ACTION ITEM ▸
Word for word, reproduce the data that follows.

EXCERPTED RECORDS ▸
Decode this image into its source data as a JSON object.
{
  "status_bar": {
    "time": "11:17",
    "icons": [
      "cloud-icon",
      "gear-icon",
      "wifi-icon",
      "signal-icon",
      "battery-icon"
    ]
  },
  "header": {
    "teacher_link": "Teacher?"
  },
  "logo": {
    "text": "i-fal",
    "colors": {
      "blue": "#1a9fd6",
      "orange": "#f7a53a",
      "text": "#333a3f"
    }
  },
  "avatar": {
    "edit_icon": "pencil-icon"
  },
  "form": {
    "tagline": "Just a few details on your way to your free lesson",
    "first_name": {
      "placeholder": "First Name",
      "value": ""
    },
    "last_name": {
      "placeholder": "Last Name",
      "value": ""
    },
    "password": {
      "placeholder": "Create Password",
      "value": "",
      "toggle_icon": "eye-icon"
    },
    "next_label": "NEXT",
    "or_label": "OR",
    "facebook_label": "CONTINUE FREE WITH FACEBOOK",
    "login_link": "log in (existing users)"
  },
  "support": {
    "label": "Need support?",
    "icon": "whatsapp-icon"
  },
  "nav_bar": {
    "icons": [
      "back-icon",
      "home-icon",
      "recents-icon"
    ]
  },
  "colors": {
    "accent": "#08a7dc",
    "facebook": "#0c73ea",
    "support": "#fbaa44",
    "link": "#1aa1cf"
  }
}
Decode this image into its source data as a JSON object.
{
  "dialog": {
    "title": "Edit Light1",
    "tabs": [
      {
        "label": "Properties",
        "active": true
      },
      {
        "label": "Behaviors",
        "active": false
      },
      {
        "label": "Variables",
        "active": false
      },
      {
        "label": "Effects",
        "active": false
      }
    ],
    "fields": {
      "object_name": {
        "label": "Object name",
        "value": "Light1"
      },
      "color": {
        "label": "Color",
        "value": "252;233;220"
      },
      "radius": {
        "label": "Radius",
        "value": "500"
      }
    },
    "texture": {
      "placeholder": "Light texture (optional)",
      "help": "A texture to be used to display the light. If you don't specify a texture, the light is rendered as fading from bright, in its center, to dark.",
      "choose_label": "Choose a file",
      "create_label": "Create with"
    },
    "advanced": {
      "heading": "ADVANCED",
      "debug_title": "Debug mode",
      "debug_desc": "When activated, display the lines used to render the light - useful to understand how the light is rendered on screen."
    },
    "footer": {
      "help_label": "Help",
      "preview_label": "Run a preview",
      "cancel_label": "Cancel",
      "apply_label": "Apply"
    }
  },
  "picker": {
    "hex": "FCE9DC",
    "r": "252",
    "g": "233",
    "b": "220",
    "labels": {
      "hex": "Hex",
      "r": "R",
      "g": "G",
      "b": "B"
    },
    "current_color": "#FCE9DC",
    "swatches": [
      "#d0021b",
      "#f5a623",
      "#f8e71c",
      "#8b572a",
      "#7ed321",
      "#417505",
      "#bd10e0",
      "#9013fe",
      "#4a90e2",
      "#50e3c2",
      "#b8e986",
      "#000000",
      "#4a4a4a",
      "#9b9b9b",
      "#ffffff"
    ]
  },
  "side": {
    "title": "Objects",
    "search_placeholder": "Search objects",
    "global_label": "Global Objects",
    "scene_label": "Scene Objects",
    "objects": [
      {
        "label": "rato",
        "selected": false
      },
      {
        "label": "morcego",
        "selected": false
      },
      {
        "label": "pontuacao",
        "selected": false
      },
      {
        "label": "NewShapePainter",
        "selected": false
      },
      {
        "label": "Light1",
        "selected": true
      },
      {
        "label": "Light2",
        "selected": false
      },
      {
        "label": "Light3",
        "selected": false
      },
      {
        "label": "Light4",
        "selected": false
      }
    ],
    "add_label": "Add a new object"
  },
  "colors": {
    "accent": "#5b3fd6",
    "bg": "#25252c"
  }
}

EXERCISE SOLUTION ▸
Decode this image into its source data as a JSON object.
{
  "status_bar": {
    "time": "11:17",
    "icons": [
      "cloud-icon",
      "gear-icon",
      "wifi-icon",
      "signal-icon",
      "battery-icon"
    ]
  },
  "header": {
    "teacher_link": "Teacher?"
  },
  "logo": {
    "text": "i-fal",
    "colors": {
      "blue": "#1a9fd6",
      "orange": "#f7a53a",
      "text": "#333a3f"
    }
  },
  "avatar": {
    "edit_icon": "pencil-icon"
  },
  "form": {
    "tagline": "Just a few details on your way to your free lesson",
    "first_name": {
      "placeholder": "First Name",
      "value": ""
    },
    "last_name": {
      "placeholder": "Last Name",
      "value": ""
    },
    "password": {
      "placeholder": "Create Password",
      "value": "",
      "toggle_icon": "eye-icon"
    },
    "next_label": "NEXT",
    "or_label": "OR",
    "facebook_label": "CONTINUE FREE WITH FACEBOOK",
    "login_link": "log in (existing users)"
  },
  "support": {
    "label": "Need support?",
    "icon": "whatsapp-icon"
  },
  "nav_bar": {
    "icons": [
      "back-icon",
      "home-icon",
      "recents-icon"
    ]
  },
  "colors": {
    "accent": "#08a7dc",
    "facebook": "#0c73ea",
    "support": "#fbaa44",
    "link": "#1aa1cf"
  }
}
Decode this image into its source data as a JSON object.
{
  "dialog": {
    "title": "Edit Light1",
    "tabs": [
      {
        "label": "Properties",
        "active": true
      },
      {
        "label": "Behaviors",
        "active": false
      },
      {
        "label": "Variables",
        "active": false
      },
      {
        "label": "Effects",
        "active": false
      }
    ],
    "fields": {
      "object_name": {
        "label": "Object name",
        "value": "Light1"
      },
      "color": {
        "label": "Color",
        "value": "252;233;220"
      },
      "radius": {
        "label": "Radius",
        "value": "500"
      }
    },
    "texture": {
      "placeholder": "Light texture (optional)",
      "help": "A texture to be used to display the light. If you don't specify a texture, the light is rendered as fading from bright, in its center, to dark.",
      "choose_label": "Choose a file",
      "create_label": "Create with"
    },
    "advanced": {
      "heading": "ADVANCED",
      "debug_title": "Debug mode",
      "debug_desc": "When activated, display the lines used to render the light - useful to understand how the light is rendered on screen."
    },
    "footer": {
      "help_label": "Help",
      "preview_label": "Run a preview",
      "cancel_label": "Cancel",
      "apply_label": "Apply"
    }
  },
  "picker": {
    "hex": "FCE9DC",
    "r": "252",
    "g": "233",
    "b": "220",
    "labels": {
      "hex": "Hex",
      "r": "R",
      "g": "G",
      "b": "B"
    },
    "current_color": "#FCE9DC",
    "swatches": [
      "#d0021b",
      "#f5a623",
      "#f8e71c",
      "#8b572a",
      "#7ed321",
      "#417505",
      "#bd10e0",
      "#9013fe",
      "#4a90e2",
      "#50e3c2",
      "#b8e986",
      "#000000",
      "#4a4a4a",
      "#9b9b9b",
      "#ffffff"
    ]
  },
  "side": {
    "title": "Objects",
    "search_placeholder": "Search objects",
    "global_label": "Global Objects",
    "scene_label": "Scene Objects",
    "objects": [
      {
        "label": "rato",
        "selected": false
      },
      {
        "label": "morcego",
        "selected": false
      },
      {
        "label": "pontuacao",
        "selected": false
      },
      {
        "label": "NewShapePainter",
        "selected": false
      },
      {
        "label": "Light1",
        "selected": true
      },
      {
        "label": "Light2",
        "selected": false
      },
      {
        "label": "Light3",
        "selected": false
      },
      {
        "label": "Light4",
        "selected": false
      }
    ],
    "add_label": "Add a new object"
  },
  "colors": {
    "accent": "#5b3fd6",
    "bg": "#25252c"
  }
}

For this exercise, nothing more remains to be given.